Excerpts from an interface dataset:

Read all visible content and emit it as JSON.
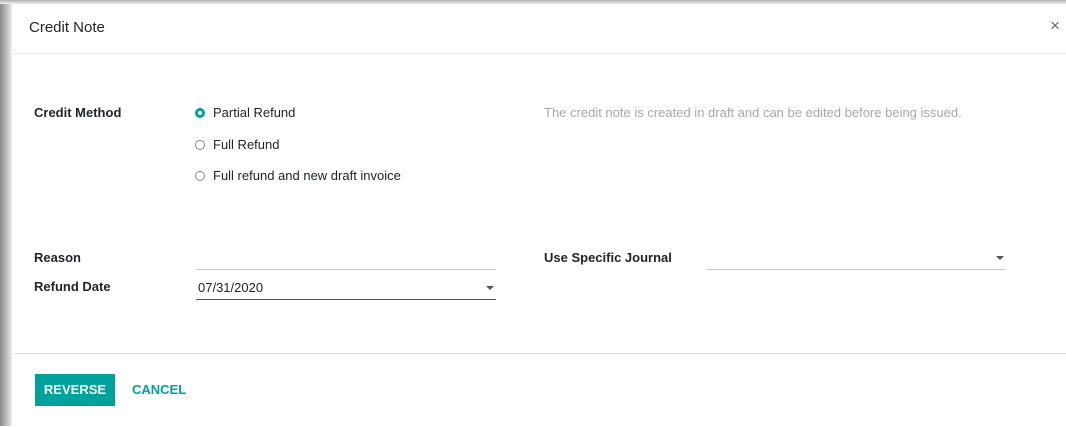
{
  "dialog": {
    "title": "Credit Note",
    "close_glyph": "×"
  },
  "form": {
    "credit_method": {
      "label": "Credit Method",
      "options": [
        {
          "label": "Partial Refund",
          "selected": true
        },
        {
          "label": "Full Refund",
          "selected": false
        },
        {
          "label": "Full refund and new draft invoice",
          "selected": false
        }
      ],
      "help": "The credit note is created in draft and can be edited before being issued."
    },
    "reason": {
      "label": "Reason",
      "value": ""
    },
    "refund_date": {
      "label": "Refund Date",
      "value": "07/31/2020"
    },
    "journal": {
      "label": "Use Specific Journal",
      "value": ""
    }
  },
  "footer": {
    "reverse_label": "REVERSE",
    "cancel_label": "CANCEL"
  },
  "colors": {
    "accent": "#00a09d",
    "help_text": "#a8a8a8"
  }
}
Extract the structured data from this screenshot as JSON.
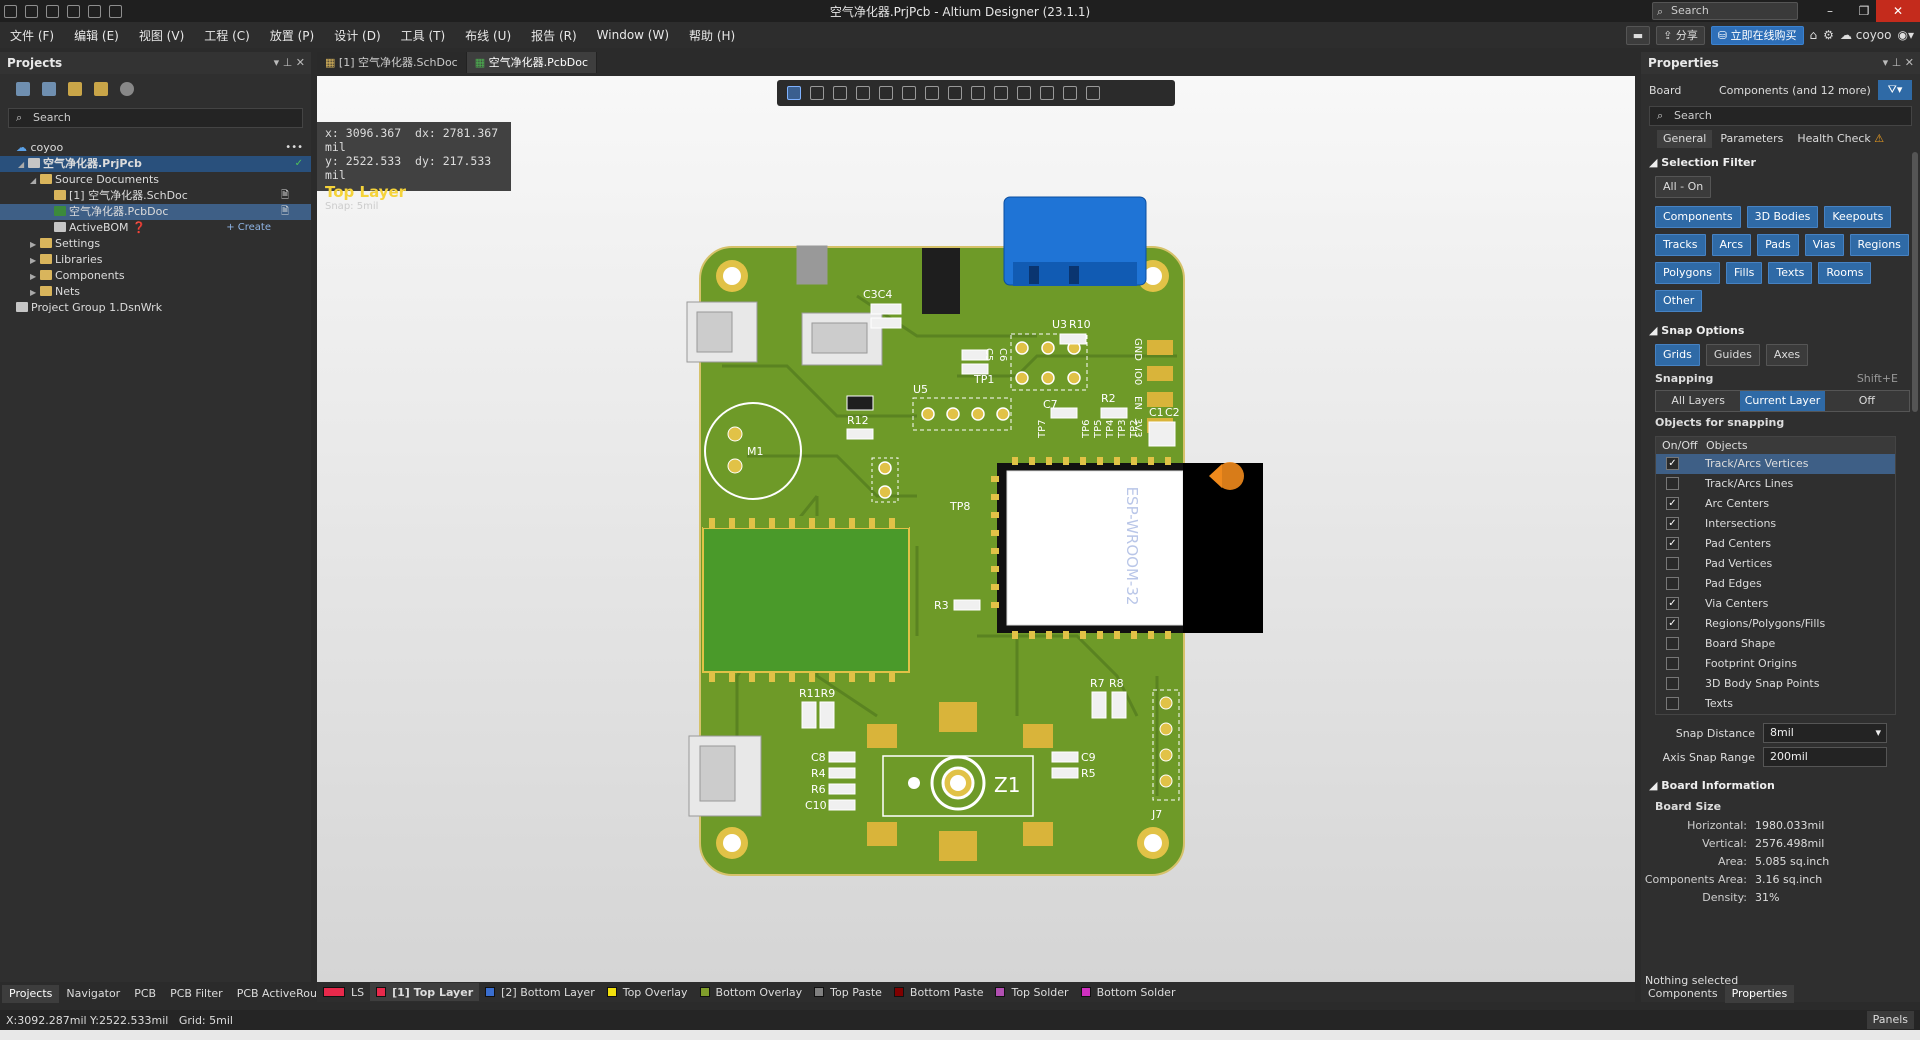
{
  "window": {
    "title": "空气净化器.PrjPcb - Altium Designer (23.1.1)",
    "search_placeholder": "Search",
    "user": "coyoo"
  },
  "menu": [
    "文件 (F)",
    "编辑 (E)",
    "视图 (V)",
    "工程 (C)",
    "放置 (P)",
    "设计 (D)",
    "工具 (T)",
    "布线 (U)",
    "报告 (R)",
    "Window (W)",
    "帮助 (H)"
  ],
  "menu_right": {
    "share": "分享",
    "buy": "立即在线购买"
  },
  "projects_panel": {
    "title": "Projects",
    "search_placeholder": "Search",
    "tree": [
      {
        "label": "coyoo",
        "indent": 0
      },
      {
        "label": "空气净化器.PrjPcb",
        "indent": 1
      },
      {
        "label": "Source Documents",
        "indent": 2
      },
      {
        "label": "[1] 空气净化器.SchDoc",
        "indent": 3
      },
      {
        "label": "空气净化器.PcbDoc",
        "indent": 3
      },
      {
        "label": "ActiveBOM",
        "indent": 3,
        "action": "+ Create"
      },
      {
        "label": "Settings",
        "indent": 2
      },
      {
        "label": "Libraries",
        "indent": 2
      },
      {
        "label": "Components",
        "indent": 2
      },
      {
        "label": "Nets",
        "indent": 2
      },
      {
        "label": "Project Group 1.DsnWrk",
        "indent": 0
      }
    ],
    "bottom_tabs": [
      "Projects",
      "Navigator",
      "PCB",
      "PCB Filter",
      "PCB ActiveRoute"
    ]
  },
  "doc_tabs": [
    "[1] 空气净化器.SchDoc",
    "空气净化器.PcbDoc"
  ],
  "hud": {
    "x": "x:  3096.367",
    "dx": "dx:  2781.367 mil",
    "y": "y:  2522.533",
    "dy": "dy:   217.533  mil",
    "layer": "Top Layer",
    "snap": "Snap: 5mil"
  },
  "pcb": {
    "module_label": "ESP-WROOM-32",
    "refs": [
      "C3C4",
      "U3",
      "R10",
      "TP1",
      "C6",
      "C5",
      "U5",
      "C7",
      "R2",
      "TP7",
      "TP6",
      "TP5",
      "TP4",
      "TP3",
      "TP2",
      "C1",
      "C2",
      "M1",
      "R12",
      "TP8",
      "R3",
      "R11R9",
      "R7",
      "R8",
      "C8",
      "R4",
      "R6",
      "C10",
      "C9",
      "R5",
      "Z1",
      "J7"
    ],
    "pin_labels": [
      "GND",
      "IO0",
      "EN",
      "3V3"
    ]
  },
  "layers": [
    {
      "label": "LS",
      "color": "#e8294b"
    },
    {
      "label": "[1] Top Layer",
      "color": "#e8294b"
    },
    {
      "label": "[2] Bottom Layer",
      "color": "#3a6ecf"
    },
    {
      "label": "Top Overlay",
      "color": "#f2e00d"
    },
    {
      "label": "Bottom Overlay",
      "color": "#809d2b"
    },
    {
      "label": "Top Paste",
      "color": "#808080"
    },
    {
      "label": "Bottom Paste",
      "color": "#800000"
    },
    {
      "label": "Top Solder",
      "color": "#b14fb1"
    },
    {
      "label": "Bottom Solder",
      "color": "#d030c0"
    }
  ],
  "status": {
    "coords": "X:3092.287mil Y:2522.533mil",
    "grid": "Grid: 5mil",
    "panels": "Panels"
  },
  "properties": {
    "title": "Properties",
    "board": "Board",
    "filter": "Components (and 12 more)",
    "search_placeholder": "Search",
    "tabs": [
      "General",
      "Parameters",
      "Health Check"
    ],
    "selection_filter": "Selection Filter",
    "all_on": "All - On",
    "filter_chips": [
      "Components",
      "3D Bodies",
      "Keepouts",
      "Tracks",
      "Arcs",
      "Pads",
      "Vias",
      "Regions",
      "Polygons",
      "Fills",
      "Texts",
      "Rooms",
      "Other"
    ],
    "snap_options": "Snap Options",
    "snap_modes": [
      "Grids",
      "Guides",
      "Axes"
    ],
    "snapping": "Snapping",
    "snapping_hotkey": "Shift+E",
    "snapping_modes": [
      "All Layers",
      "Current Layer",
      "Off"
    ],
    "objects_for_snapping": "Objects for snapping",
    "obj_headers": [
      "On/Off",
      "Objects"
    ],
    "objects": [
      {
        "name": "Track/Arcs Vertices",
        "on": true
      },
      {
        "name": "Track/Arcs Lines",
        "on": false
      },
      {
        "name": "Arc Centers",
        "on": true
      },
      {
        "name": "Intersections",
        "on": true
      },
      {
        "name": "Pad Centers",
        "on": true
      },
      {
        "name": "Pad Vertices",
        "on": false
      },
      {
        "name": "Pad Edges",
        "on": false
      },
      {
        "name": "Via Centers",
        "on": true
      },
      {
        "name": "Regions/Polygons/Fills",
        "on": true
      },
      {
        "name": "Board Shape",
        "on": false
      },
      {
        "name": "Footprint Origins",
        "on": false
      },
      {
        "name": "3D Body Snap Points",
        "on": false
      },
      {
        "name": "Texts",
        "on": false
      }
    ],
    "snap_distance_label": "Snap Distance",
    "snap_distance": "8mil",
    "axis_snap_label": "Axis Snap Range",
    "axis_snap": "200mil",
    "board_info": "Board Information",
    "board_size": "Board Size",
    "size_rows": [
      {
        "k": "Horizontal:",
        "v": "1980.033mil"
      },
      {
        "k": "Vertical:",
        "v": "2576.498mil"
      },
      {
        "k": "Area:",
        "v": "5.085 sq.inch"
      },
      {
        "k": "Components Area:",
        "v": "3.16 sq.inch"
      },
      {
        "k": "Density:",
        "v": "31%"
      }
    ],
    "nothing_selected": "Nothing selected",
    "bottom_tabs": [
      "Components",
      "Properties"
    ]
  }
}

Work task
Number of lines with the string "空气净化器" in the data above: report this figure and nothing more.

Answer section
6